Activity:
Read the data, and whenever a line holds the word "name", report that line.

--- START ---

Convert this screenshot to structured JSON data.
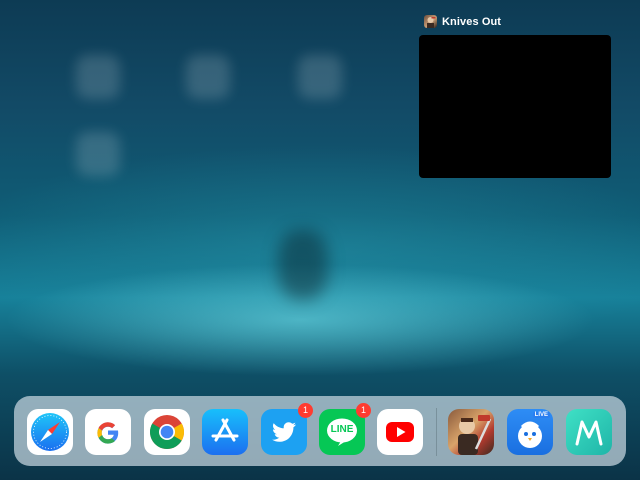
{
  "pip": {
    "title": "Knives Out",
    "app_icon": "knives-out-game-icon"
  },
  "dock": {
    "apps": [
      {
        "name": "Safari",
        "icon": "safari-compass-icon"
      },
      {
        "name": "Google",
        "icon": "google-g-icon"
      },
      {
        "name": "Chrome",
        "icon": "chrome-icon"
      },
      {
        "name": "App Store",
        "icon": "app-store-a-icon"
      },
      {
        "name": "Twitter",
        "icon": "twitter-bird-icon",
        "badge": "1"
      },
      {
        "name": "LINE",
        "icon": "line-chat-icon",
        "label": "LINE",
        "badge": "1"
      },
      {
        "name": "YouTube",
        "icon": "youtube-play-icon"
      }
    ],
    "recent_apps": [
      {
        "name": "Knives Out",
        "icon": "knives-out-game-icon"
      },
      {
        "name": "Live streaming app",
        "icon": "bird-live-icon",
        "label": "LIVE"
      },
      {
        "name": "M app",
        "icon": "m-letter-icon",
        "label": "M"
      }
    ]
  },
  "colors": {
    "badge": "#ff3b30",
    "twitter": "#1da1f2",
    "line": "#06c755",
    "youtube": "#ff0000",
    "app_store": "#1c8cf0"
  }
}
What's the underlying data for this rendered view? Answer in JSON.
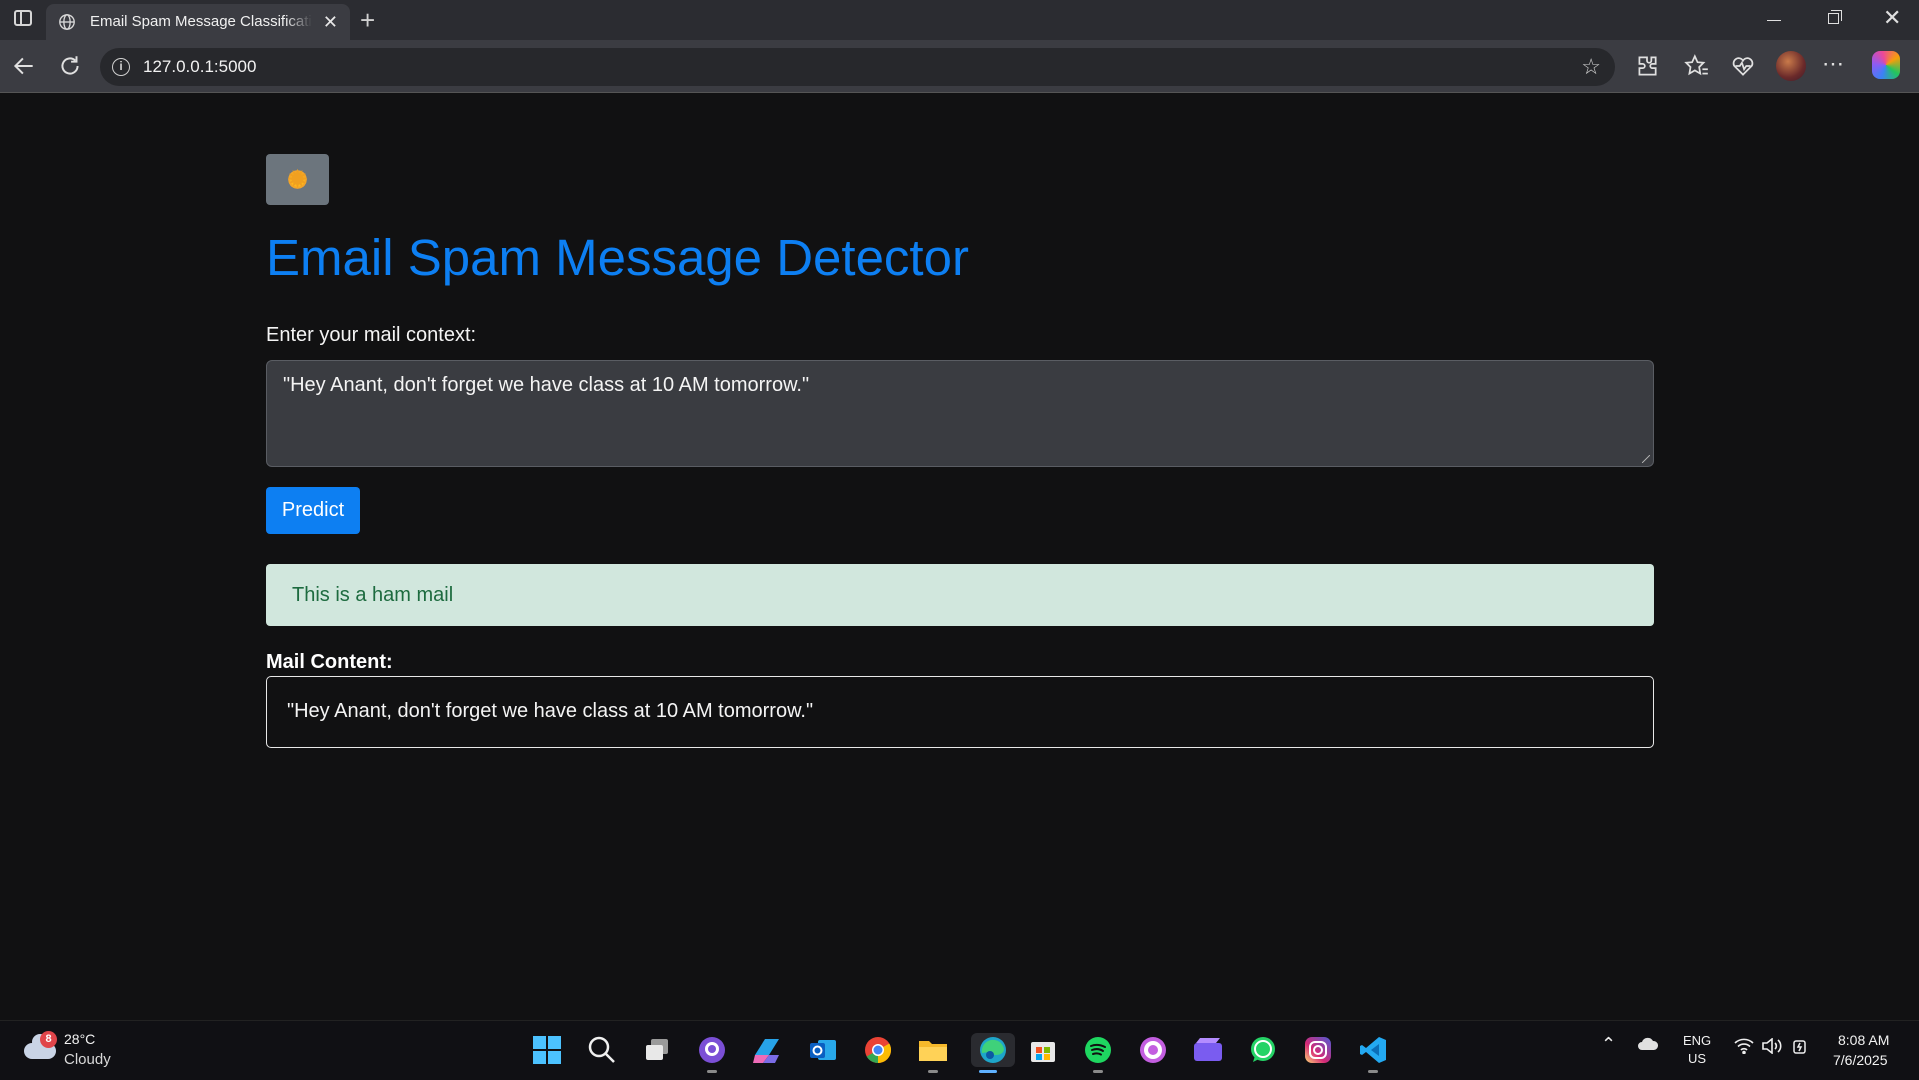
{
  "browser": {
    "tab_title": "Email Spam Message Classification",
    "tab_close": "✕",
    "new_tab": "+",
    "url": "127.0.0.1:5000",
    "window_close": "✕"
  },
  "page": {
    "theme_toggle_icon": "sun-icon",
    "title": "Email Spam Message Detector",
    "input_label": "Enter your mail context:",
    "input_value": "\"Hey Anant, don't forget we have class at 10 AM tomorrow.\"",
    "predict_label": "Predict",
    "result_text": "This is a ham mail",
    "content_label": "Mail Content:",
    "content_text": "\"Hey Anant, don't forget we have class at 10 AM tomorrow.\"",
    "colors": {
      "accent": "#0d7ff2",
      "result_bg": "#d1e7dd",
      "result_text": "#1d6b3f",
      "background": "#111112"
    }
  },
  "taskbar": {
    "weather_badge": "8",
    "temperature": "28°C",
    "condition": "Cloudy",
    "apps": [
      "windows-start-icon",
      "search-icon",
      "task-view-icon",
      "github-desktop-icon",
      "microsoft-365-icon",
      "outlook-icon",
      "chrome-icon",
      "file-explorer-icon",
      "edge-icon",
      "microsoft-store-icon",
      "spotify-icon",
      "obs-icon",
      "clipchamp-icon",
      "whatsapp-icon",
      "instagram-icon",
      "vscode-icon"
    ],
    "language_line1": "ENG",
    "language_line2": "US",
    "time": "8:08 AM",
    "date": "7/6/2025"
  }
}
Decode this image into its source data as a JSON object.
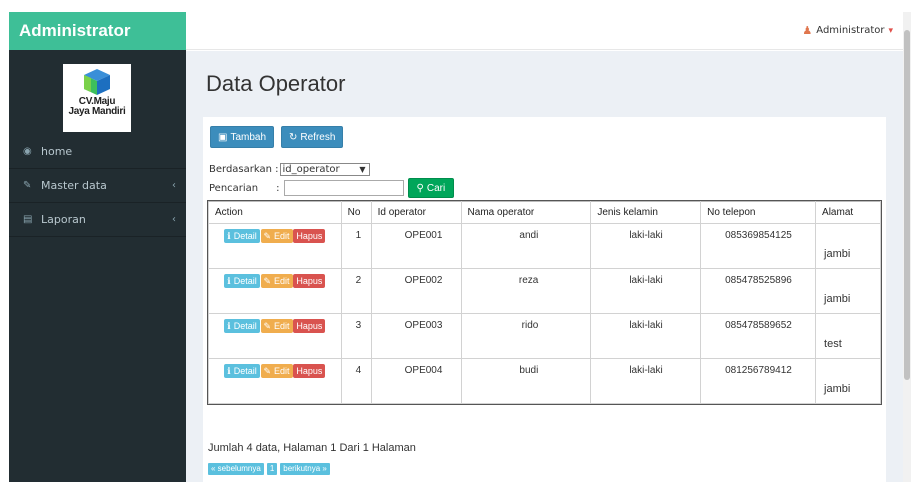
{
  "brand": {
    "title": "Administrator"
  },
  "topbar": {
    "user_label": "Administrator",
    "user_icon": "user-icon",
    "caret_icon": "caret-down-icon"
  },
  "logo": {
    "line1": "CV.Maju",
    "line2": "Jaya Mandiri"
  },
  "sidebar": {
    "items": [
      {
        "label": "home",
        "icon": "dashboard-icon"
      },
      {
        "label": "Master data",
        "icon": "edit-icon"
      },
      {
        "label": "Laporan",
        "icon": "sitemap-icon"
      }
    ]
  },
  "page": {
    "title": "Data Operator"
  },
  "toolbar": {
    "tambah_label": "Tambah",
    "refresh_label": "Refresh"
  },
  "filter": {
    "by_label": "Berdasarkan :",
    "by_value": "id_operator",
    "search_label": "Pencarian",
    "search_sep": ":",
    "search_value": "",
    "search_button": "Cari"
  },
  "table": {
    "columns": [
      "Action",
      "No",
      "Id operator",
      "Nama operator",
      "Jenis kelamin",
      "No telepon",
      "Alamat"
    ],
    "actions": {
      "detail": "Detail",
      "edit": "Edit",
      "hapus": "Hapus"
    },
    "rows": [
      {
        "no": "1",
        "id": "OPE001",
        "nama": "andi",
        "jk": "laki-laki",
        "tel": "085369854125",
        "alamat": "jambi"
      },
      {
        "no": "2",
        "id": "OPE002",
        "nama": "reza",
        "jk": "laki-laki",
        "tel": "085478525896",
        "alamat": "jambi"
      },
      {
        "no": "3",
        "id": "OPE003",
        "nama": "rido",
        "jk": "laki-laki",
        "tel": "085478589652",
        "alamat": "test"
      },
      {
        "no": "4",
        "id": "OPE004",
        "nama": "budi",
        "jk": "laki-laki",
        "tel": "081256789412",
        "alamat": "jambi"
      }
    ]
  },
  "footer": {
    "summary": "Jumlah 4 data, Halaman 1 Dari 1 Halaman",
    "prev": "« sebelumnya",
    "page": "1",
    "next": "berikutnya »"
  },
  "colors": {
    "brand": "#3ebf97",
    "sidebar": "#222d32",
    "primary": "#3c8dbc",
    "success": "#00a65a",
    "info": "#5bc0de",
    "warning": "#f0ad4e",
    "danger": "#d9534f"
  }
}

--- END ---

Output below:
        "name": "Safari",
        "name": "Google",
        "name": "Chrome",
        "name": "App Store",
        "name": "Twitter",
        "name": "LINE",
        "name": "YouTube",
        "name": "Knives Out",
        "name": "Live streaming app",
        "name": "M app",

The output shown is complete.